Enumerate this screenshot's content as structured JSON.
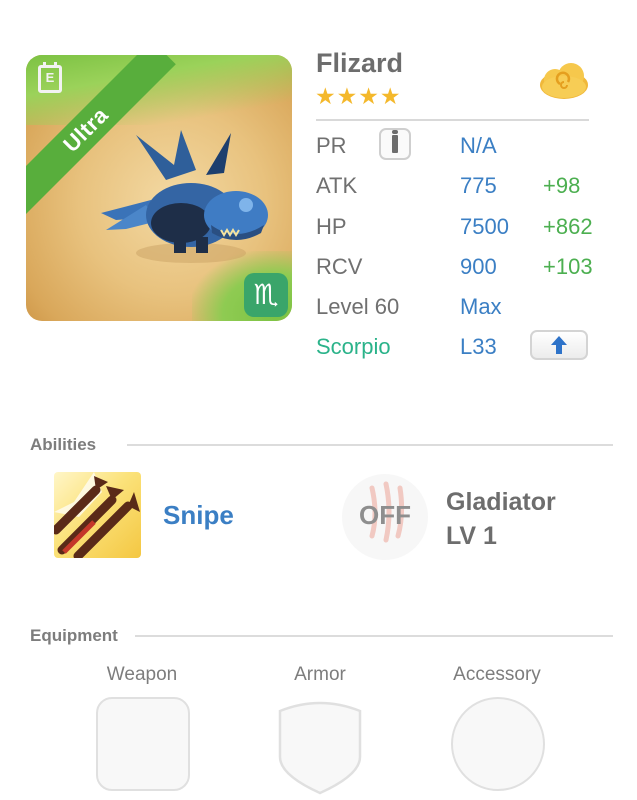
{
  "monster": {
    "name": "Flizard",
    "stars": "★★★★",
    "star_count": 4,
    "rarity_label": "Ultra",
    "type_badge": "E",
    "zodiac_glyph": "♏",
    "portrait_icon": "blue-dragon-creature",
    "element_icon": "cloud-icon"
  },
  "stats": [
    {
      "label": "PR",
      "value": "N/A",
      "bonus": ""
    },
    {
      "label": "ATK",
      "value": "775",
      "bonus": "+98"
    },
    {
      "label": "HP",
      "value": "7500",
      "bonus": "+862"
    },
    {
      "label": "RCV",
      "value": "900",
      "bonus": "+103"
    },
    {
      "label": "Level 60",
      "value": "Max",
      "bonus": ""
    },
    {
      "label": "Scorpio",
      "value": "L33",
      "bonus": ""
    }
  ],
  "abilities": {
    "title": "Abilities",
    "active": {
      "name": "Snipe",
      "icon": "arrows-icon"
    },
    "passive": {
      "status": "OFF",
      "name_line1": "Gladiator",
      "name_line2": "LV 1",
      "icon": "claw-icon"
    }
  },
  "equipment": {
    "title": "Equipment",
    "slots": [
      {
        "label": "Weapon",
        "shape": "rounded-square"
      },
      {
        "label": "Armor",
        "shape": "shield"
      },
      {
        "label": "Accessory",
        "shape": "circle"
      }
    ]
  },
  "colors": {
    "value_blue": "#3b7fc4",
    "bonus_green": "#4caf50",
    "zodiac_teal": "#2bb38a",
    "ultra_green": "#58ae3c",
    "star_gold": "#f4b82b"
  }
}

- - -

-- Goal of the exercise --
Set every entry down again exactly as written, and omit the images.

-- Written solution --
Enumerate this screenshot's content as structured JSON.
{
  "monster": {
    "name": "Flizard",
    "stars": "★★★★",
    "star_count": 4,
    "rarity_label": "Ultra",
    "type_badge": "E",
    "zodiac_glyph": "♏",
    "portrait_icon": "blue-dragon-creature",
    "element_icon": "cloud-icon"
  },
  "stats": [
    {
      "label": "PR",
      "value": "N/A",
      "bonus": ""
    },
    {
      "label": "ATK",
      "value": "775",
      "bonus": "+98"
    },
    {
      "label": "HP",
      "value": "7500",
      "bonus": "+862"
    },
    {
      "label": "RCV",
      "value": "900",
      "bonus": "+103"
    },
    {
      "label": "Level 60",
      "value": "Max",
      "bonus": ""
    },
    {
      "label": "Scorpio",
      "value": "L33",
      "bonus": ""
    }
  ],
  "abilities": {
    "title": "Abilities",
    "active": {
      "name": "Snipe",
      "icon": "arrows-icon"
    },
    "passive": {
      "status": "OFF",
      "name_line1": "Gladiator",
      "name_line2": "LV 1",
      "icon": "claw-icon"
    }
  },
  "equipment": {
    "title": "Equipment",
    "slots": [
      {
        "label": "Weapon",
        "shape": "rounded-square"
      },
      {
        "label": "Armor",
        "shape": "shield"
      },
      {
        "label": "Accessory",
        "shape": "circle"
      }
    ]
  },
  "colors": {
    "value_blue": "#3b7fc4",
    "bonus_green": "#4caf50",
    "zodiac_teal": "#2bb38a",
    "ultra_green": "#58ae3c",
    "star_gold": "#f4b82b"
  }
}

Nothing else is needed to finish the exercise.